Regarding:To Care Leavers of Salvation Army Homes
07 Dec 2010
Apology By The General of the Salvation Army General Shaw Clifton
7th December 2010
I am very pleased that this gathering is taking place today.
It is a gathering I have long anticipated and I was looking forward keenly to being with you all in person for this highly significant and deeply sensitive occasion. Imagine therefore my profound disappointment on being required to undergo a few weeks ago open heart surgery for a double bypass and a replacement aortic valve.
All this has denied to me and to my wife, Commissioner Helen Clifton, the privilege of being present with you in person today. I am deeply grateful to Commissioner Barry Swanson and Commissioner Sue Swanson for agreeing to travel from London, England, to be with you all as our personal representatives. I have asked Commissioner Barry Swanson, as second in command of the Army world, to speak for me as you meet.

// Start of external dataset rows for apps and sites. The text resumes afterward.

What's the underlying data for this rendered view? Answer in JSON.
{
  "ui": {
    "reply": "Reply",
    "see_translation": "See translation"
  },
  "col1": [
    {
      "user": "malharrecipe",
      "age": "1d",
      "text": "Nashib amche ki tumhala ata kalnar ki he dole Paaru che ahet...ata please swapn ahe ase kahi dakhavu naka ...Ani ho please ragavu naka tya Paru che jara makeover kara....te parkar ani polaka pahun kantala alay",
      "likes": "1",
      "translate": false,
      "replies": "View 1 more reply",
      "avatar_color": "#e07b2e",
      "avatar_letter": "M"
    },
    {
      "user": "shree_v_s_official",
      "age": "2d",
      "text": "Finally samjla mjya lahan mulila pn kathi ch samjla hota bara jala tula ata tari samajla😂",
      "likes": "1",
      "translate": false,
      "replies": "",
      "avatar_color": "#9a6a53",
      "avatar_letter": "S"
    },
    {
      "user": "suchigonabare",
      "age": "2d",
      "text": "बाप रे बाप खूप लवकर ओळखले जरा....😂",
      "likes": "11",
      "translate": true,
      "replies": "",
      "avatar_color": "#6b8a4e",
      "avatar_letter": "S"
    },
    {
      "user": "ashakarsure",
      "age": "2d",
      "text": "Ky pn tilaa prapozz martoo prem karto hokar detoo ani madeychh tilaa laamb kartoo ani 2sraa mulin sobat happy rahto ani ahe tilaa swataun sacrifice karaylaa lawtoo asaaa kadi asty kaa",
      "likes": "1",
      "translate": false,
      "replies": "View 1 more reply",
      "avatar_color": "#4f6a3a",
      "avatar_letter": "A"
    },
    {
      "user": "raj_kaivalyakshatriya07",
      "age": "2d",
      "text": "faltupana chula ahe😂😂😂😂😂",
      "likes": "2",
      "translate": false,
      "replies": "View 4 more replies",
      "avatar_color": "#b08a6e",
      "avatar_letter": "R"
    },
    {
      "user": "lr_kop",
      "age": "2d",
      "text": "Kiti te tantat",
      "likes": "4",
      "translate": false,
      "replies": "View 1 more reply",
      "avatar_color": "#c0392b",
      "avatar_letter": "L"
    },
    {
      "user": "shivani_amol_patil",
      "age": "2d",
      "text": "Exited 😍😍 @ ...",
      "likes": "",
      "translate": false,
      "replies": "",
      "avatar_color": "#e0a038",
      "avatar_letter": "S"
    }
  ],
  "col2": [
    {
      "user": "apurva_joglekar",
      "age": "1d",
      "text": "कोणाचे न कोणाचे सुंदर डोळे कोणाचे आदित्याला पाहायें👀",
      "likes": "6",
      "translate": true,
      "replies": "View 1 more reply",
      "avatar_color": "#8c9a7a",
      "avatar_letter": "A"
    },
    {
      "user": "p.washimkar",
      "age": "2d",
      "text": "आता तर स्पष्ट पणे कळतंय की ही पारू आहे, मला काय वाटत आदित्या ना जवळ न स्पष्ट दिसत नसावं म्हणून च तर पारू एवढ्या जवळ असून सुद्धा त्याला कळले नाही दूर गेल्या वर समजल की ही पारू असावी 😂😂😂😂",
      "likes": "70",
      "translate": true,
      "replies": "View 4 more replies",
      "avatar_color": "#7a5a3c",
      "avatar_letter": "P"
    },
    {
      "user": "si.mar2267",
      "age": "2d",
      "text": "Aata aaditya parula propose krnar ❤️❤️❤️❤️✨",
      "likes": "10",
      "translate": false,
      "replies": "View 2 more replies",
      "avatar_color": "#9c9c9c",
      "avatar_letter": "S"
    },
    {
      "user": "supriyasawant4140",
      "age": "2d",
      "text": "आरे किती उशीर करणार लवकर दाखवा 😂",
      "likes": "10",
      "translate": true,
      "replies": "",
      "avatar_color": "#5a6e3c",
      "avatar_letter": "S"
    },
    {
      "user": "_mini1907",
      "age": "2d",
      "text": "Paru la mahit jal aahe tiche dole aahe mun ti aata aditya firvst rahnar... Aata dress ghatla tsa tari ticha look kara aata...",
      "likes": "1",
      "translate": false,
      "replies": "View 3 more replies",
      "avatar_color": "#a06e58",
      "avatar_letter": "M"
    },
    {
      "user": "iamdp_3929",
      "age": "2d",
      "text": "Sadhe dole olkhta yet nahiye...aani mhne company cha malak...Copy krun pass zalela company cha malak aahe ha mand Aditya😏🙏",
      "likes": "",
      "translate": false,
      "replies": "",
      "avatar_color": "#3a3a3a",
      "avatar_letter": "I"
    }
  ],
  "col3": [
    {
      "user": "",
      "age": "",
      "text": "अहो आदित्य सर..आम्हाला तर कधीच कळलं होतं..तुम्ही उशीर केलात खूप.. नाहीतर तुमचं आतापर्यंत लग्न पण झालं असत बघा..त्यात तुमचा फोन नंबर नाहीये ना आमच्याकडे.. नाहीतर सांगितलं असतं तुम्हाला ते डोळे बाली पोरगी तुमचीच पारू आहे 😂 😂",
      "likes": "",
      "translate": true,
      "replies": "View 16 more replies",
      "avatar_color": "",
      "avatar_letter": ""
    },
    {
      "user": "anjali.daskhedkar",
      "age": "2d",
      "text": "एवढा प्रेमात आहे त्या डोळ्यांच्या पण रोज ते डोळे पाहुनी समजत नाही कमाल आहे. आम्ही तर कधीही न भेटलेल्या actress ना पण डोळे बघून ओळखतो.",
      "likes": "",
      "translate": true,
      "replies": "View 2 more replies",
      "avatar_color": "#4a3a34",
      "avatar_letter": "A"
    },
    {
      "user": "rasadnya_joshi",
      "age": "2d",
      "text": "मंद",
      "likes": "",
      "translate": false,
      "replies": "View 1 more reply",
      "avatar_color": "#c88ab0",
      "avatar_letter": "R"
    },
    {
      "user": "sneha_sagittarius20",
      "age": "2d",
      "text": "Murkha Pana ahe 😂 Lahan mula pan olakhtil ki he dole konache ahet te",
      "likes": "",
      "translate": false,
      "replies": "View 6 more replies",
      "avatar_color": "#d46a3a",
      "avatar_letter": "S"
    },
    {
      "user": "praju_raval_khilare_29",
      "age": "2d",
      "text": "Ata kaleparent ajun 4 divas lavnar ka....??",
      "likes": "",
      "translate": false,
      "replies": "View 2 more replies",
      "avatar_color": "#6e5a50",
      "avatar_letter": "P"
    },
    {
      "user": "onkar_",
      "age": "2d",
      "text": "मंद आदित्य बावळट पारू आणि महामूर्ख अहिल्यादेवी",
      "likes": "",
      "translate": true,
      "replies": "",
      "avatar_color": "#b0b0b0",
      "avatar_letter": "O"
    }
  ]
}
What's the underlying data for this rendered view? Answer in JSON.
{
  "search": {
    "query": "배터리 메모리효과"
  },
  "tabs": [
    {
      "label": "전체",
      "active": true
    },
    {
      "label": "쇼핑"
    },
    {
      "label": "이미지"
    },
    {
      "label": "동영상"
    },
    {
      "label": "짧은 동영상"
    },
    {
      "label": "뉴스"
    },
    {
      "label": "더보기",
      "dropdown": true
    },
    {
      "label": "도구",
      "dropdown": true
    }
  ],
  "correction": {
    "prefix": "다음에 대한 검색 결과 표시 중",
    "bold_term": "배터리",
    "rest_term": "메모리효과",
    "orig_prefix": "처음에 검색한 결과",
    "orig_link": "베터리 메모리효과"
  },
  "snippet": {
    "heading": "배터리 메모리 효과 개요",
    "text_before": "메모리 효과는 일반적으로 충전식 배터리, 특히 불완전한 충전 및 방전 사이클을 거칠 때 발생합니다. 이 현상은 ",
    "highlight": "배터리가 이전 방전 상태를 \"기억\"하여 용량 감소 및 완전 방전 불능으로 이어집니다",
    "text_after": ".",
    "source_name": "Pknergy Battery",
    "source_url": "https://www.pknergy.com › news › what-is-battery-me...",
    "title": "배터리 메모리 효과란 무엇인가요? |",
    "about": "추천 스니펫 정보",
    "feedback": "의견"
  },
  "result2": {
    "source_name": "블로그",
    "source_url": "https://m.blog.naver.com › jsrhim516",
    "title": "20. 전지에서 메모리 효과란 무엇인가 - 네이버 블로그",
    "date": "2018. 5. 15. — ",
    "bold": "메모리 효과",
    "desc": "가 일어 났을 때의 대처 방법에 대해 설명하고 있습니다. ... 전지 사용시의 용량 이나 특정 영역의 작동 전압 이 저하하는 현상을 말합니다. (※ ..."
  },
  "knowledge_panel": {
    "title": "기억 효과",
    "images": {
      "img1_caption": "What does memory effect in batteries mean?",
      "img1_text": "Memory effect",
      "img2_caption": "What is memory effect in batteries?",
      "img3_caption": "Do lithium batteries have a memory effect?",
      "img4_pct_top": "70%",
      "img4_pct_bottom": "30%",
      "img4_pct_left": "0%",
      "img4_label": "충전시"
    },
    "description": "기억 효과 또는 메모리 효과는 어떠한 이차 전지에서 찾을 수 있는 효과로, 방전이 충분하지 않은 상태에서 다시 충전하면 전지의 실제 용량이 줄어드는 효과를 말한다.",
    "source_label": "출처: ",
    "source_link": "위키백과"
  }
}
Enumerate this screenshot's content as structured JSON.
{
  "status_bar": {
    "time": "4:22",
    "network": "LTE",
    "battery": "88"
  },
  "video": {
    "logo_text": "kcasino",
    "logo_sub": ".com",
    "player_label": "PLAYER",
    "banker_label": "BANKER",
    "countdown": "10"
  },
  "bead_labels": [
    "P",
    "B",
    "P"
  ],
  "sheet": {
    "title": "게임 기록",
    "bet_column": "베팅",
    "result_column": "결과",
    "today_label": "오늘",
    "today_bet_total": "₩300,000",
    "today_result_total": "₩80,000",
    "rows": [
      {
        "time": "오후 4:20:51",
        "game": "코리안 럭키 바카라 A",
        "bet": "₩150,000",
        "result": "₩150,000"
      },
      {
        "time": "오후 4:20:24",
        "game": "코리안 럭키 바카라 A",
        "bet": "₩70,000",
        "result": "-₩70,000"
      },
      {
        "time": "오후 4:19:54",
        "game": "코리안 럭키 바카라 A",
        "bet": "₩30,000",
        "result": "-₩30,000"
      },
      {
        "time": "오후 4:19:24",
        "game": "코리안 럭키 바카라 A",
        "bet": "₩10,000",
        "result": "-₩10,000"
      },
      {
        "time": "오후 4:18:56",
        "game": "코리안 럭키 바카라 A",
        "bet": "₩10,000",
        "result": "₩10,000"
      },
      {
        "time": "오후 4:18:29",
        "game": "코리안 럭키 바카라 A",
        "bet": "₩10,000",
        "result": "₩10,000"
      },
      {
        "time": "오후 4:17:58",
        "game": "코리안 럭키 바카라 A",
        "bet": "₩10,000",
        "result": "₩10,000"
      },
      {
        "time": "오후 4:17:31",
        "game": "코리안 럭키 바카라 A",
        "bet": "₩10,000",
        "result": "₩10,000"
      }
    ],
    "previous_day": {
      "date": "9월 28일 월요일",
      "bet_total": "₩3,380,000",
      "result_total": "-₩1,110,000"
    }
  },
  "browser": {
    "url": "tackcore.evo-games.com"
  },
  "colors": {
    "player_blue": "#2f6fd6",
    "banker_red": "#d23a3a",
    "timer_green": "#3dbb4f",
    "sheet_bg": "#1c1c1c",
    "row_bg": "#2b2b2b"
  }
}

I send you warmest personal greetings. I record also my personal sense of deep sorrow and regret at the events of the past which are being remembered today. I know that these events are constant memories for you all and in many cases also for your loved ones. I am grateful for this opportunity to speak on behalf of The Salvation Army to men and women who were children in the care of The Salvation Army in years past. I want to thank Jim Luthy for the courage to write to me and initiate the idea that has culminated in this gathering. I acknowledge the support of CLAN (Care Leavers Australia Network) in working toward this day. The territorial leaders of The Salvation Army in Australia: Commissioner Linda Bond and Commissioner Raymond Finger are also here to show their support on this significant occasion.
Between 1894 and the early 1990’s, The Salvation Army operated children's homes throughout Australia. During those years, over 30 thousand children were cared for in over 55 Salvation Army homes staffed by more than 3,000 Officers and employees. Some children were only infants, many were young teenagers. Some were with us briefly, others for their whole childhood. There were many and varied circumstances that led to these children being placed in our care.
To our great regret, some of these children did not benefit from their experience and were not well cared for by our staff. We acknowledge that at certain times in our history, the atmosphere in some homes was rigid, harsh, and authoritarian. Many children did not experience the gentleness of love that they needed. Some children suffered abuse and deprivation. As a result their stories are full of hurt, rejection, discouragement and a failure to realise potential.
As the International Leader of The Salvation Army, I express to all Australian care leavers, our deepest sorrow for these failures and hurts. The Salvation Army offers you our heartfelt apology. To you all, we say 'Sorry.'
That greater love was not given when you were so vulnerable - we are sorry.